"There are adjustments I've needed to make," he said. "I was throwing too high in the zone. I was leaving some of my off-speed pitches up; mainly my slider. What I’ve done now, I threw out of the bullpen one game, which is something I did similar to last year, which helped me get my hand speed up. In my last two starts, my change up in particular has been really good. My curveball has also made huge strides. I'm living at the bottom of the zone, not trying to stress too much and getting better."
Alexander is majoring in economics and would like to enter the business world after he ends his baseball career. His father and two brothers are all focused on careers in business. He attributes his successes on and off the field to his parents, who have been there through the good and bad, and Carroll's pedigree.

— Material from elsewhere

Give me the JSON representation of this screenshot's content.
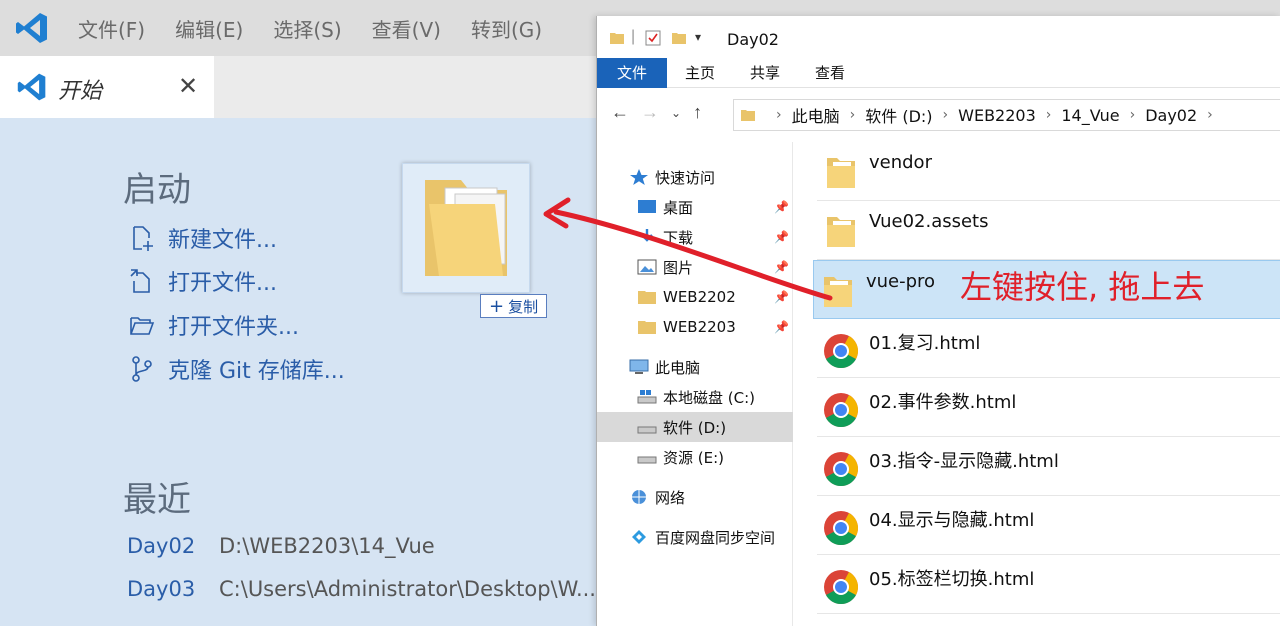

"Playing baseball or any sport at Southlake, you play at such a high level with so much expectation to win and get better," he said. "There’s so much competition in your sport within your position. It makes you a lot better. It prepares you not only to be able to play at the D1 level, but to play good. There’s a lot of memories playing baseball there, I played for four years.
"The greatest ones came junior and senior year when I was that leader on the team and the guy everyone looked at. Everything we did, when you’re that leader, it makes it that much more sweet. We made it to two regional finals. Going on the road and playing those playoff games on the road, getting to room with one of my best friends, getting to hang out with those guys, it gave me a college experience on the road. I miss it."
He hopes to mirror that leadership experience for his college team as he heads toward upper classman status.
"I’ve always been a lead-by-example type of pitcher," he said. "I’m excited to see next year once we lose a lot of the guys, to move into the role as more of a leader as a person. Being one of the four starters helps being a lead-by-example guy because everyone looks at you, but it’s a whole different story when you become an older guy on the team and the team looks to."
Alexander was drafted by the Detroit Tigers in the 23rd round, but he continues to focus on his current endeavors.
"It’s a huge honor to be able to be considered and thought about," he said. "When they called me and told me, and understood I wasn’t going to sign and it was a courtesy thing, it humbled me and made me feel it was an honor. I have plenty more opportunities to get better and raise that stock. I’m not trying to worry about anything in the draft quite yet; just focusing on the upcoming games and getting better each day."